Records from a collection:
*** Block opens ***

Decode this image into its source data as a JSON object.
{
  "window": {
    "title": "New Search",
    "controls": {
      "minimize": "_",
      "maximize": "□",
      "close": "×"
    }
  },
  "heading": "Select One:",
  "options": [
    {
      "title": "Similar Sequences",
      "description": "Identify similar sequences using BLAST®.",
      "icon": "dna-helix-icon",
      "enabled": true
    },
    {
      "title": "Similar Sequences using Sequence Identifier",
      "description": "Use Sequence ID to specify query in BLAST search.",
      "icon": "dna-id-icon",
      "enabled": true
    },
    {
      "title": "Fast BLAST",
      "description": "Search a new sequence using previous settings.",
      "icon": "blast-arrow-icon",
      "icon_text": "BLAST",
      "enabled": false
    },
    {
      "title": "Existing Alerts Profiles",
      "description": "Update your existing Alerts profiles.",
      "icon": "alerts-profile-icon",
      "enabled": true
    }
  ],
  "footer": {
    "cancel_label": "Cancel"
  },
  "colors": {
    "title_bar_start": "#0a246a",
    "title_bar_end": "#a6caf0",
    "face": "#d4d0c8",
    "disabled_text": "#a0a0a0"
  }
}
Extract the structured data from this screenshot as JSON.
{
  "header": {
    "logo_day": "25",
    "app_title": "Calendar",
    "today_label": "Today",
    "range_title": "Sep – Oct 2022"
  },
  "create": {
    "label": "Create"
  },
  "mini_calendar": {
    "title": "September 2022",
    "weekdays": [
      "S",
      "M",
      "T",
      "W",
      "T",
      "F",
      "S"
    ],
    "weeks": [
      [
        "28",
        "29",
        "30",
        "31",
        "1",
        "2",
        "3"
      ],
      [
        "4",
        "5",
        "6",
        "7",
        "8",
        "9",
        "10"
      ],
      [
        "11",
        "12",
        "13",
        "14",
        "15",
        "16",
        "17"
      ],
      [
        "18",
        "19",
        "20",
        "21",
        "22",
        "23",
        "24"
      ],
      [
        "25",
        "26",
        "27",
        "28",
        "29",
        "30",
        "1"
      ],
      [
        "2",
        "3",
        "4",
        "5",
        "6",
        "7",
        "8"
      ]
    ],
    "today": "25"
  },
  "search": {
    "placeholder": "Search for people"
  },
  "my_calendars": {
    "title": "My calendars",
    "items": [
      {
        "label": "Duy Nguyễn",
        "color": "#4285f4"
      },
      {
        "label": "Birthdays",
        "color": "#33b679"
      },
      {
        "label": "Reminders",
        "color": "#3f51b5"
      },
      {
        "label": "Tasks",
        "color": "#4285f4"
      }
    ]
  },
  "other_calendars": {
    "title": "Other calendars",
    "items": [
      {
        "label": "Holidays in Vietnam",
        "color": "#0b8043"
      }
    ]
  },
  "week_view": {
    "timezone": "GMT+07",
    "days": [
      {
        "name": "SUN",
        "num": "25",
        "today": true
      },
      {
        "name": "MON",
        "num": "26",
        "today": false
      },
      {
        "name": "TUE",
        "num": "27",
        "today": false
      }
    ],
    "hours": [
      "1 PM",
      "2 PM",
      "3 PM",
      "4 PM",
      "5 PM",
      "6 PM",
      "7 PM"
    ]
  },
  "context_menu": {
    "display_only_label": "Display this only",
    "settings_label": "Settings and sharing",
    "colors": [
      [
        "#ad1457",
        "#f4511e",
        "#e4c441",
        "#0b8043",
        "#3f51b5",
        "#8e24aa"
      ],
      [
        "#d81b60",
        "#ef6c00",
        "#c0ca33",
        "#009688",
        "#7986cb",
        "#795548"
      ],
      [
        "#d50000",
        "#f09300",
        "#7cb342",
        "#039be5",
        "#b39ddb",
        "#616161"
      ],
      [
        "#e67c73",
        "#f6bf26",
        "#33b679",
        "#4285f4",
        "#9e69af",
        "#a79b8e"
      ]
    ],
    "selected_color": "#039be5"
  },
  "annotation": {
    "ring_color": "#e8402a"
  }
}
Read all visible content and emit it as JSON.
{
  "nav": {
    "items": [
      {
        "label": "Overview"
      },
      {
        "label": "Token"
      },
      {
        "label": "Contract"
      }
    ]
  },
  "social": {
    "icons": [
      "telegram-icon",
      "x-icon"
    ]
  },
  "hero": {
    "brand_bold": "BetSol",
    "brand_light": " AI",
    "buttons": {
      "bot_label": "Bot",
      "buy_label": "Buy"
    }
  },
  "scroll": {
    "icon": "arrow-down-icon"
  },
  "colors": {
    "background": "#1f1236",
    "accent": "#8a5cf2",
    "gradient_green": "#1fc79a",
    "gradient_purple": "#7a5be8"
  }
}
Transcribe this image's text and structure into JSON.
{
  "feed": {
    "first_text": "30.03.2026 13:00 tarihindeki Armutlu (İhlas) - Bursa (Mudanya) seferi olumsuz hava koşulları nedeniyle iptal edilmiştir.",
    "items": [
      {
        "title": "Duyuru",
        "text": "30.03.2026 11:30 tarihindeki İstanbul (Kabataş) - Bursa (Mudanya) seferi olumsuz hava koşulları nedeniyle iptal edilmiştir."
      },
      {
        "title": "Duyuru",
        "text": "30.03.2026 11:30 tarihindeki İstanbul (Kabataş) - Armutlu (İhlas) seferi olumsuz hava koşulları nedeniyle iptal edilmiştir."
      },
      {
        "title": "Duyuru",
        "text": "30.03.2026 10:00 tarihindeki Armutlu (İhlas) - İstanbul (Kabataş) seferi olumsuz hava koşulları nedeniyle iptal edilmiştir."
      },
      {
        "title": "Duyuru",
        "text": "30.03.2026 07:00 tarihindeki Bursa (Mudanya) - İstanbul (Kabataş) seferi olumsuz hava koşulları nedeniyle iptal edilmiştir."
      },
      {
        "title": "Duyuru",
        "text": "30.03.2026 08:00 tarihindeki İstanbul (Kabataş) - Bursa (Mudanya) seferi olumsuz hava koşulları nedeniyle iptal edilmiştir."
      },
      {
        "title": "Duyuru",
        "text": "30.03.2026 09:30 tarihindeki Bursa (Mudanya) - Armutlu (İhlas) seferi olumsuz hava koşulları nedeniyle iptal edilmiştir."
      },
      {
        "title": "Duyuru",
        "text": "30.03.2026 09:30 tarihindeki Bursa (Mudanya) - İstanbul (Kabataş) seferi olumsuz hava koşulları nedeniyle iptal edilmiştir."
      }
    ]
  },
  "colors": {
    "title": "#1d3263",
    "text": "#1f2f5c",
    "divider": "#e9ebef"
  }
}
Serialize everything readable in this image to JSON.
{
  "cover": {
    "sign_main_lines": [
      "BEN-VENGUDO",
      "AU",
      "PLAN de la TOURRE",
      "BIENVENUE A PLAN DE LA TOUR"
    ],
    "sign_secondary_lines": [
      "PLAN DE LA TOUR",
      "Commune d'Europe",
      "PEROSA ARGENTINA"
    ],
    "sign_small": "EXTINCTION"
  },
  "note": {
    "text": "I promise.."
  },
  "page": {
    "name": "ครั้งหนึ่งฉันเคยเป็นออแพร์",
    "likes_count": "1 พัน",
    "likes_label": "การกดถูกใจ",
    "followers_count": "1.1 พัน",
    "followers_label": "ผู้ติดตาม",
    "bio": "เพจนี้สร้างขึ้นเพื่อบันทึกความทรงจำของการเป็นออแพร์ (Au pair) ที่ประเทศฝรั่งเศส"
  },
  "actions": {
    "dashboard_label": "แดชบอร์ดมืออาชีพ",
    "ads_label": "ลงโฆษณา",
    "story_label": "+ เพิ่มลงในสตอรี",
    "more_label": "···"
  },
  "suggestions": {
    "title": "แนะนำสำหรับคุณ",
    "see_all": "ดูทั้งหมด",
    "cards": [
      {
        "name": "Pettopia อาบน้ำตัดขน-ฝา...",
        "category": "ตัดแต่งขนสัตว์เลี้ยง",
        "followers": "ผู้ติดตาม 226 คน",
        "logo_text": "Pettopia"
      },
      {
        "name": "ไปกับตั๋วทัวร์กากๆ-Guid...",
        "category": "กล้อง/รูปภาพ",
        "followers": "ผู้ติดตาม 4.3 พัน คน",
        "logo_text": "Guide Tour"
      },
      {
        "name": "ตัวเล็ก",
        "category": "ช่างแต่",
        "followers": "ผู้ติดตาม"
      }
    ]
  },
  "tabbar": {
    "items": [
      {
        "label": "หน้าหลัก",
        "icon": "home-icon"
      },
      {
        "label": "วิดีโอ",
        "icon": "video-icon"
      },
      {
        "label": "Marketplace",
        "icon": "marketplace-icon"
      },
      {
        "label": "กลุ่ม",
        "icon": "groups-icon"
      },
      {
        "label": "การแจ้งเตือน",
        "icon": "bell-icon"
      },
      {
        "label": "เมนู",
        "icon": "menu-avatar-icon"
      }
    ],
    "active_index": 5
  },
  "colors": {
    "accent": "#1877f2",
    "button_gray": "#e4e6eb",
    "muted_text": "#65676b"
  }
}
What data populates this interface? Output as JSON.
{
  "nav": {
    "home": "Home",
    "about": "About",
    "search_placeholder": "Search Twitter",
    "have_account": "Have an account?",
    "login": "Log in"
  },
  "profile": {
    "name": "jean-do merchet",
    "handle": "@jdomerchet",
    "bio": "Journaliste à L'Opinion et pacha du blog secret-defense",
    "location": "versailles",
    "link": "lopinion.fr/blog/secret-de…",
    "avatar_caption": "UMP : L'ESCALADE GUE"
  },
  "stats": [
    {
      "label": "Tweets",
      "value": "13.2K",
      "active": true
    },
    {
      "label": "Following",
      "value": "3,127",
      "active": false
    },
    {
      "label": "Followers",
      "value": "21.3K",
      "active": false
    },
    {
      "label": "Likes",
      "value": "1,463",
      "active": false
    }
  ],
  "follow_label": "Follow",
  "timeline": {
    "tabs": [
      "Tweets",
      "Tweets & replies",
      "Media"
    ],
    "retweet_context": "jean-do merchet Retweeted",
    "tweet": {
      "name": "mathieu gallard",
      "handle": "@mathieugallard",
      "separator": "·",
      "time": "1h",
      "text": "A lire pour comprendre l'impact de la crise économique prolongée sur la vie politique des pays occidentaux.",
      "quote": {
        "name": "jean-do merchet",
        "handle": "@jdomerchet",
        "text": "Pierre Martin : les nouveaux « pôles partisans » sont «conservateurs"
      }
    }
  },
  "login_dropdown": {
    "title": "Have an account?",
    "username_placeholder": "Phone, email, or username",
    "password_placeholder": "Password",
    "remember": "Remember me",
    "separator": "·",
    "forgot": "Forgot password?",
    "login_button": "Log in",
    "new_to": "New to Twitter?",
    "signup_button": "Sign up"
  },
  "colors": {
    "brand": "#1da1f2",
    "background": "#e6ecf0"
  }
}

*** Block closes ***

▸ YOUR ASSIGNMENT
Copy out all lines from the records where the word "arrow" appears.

▸ YOUR SOLUTION
      "icon": "blast-arrow-icon",
    "icon": "arrow-down-icon"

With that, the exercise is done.